#### Task details
Across the whole listing, state how many lines include "name". Add nothing to that number.

#### Source data
::::
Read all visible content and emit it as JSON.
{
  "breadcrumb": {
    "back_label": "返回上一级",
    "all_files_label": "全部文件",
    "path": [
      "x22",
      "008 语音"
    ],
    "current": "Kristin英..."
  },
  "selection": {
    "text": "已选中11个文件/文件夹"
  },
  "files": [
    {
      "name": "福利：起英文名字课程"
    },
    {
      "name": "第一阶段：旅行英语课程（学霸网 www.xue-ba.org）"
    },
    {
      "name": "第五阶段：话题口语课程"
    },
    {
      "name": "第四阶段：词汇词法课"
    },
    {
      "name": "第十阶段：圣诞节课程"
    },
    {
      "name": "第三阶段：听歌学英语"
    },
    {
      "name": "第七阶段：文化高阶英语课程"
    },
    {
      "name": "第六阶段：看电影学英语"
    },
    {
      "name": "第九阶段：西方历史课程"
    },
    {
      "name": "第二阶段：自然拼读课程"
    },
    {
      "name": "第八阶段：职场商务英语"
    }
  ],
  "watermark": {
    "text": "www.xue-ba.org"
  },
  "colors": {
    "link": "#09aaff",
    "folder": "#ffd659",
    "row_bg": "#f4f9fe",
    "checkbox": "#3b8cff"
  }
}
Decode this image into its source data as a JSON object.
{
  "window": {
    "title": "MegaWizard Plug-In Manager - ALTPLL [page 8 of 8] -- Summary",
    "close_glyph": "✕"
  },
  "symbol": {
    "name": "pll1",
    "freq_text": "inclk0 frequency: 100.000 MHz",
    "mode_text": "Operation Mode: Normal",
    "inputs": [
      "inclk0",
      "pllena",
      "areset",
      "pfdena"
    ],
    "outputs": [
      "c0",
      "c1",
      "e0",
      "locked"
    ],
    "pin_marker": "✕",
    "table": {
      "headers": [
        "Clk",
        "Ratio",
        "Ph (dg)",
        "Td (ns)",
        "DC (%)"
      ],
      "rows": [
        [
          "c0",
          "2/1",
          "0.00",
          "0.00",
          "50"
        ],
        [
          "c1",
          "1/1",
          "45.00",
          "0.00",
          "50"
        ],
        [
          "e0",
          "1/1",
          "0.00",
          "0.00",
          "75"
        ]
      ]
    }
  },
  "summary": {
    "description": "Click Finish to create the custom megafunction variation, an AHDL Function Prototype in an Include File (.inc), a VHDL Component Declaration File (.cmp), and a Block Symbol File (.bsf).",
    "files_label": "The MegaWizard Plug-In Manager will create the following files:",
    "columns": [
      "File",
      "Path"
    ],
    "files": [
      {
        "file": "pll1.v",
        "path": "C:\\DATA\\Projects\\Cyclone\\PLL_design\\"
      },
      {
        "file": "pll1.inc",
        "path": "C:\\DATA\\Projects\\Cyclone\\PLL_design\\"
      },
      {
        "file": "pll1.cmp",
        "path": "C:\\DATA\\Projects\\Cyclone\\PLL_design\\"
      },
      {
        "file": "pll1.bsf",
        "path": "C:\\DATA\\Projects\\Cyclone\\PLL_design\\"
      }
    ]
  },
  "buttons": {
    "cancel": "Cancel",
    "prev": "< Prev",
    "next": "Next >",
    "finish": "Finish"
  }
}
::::
#### Result for this task
12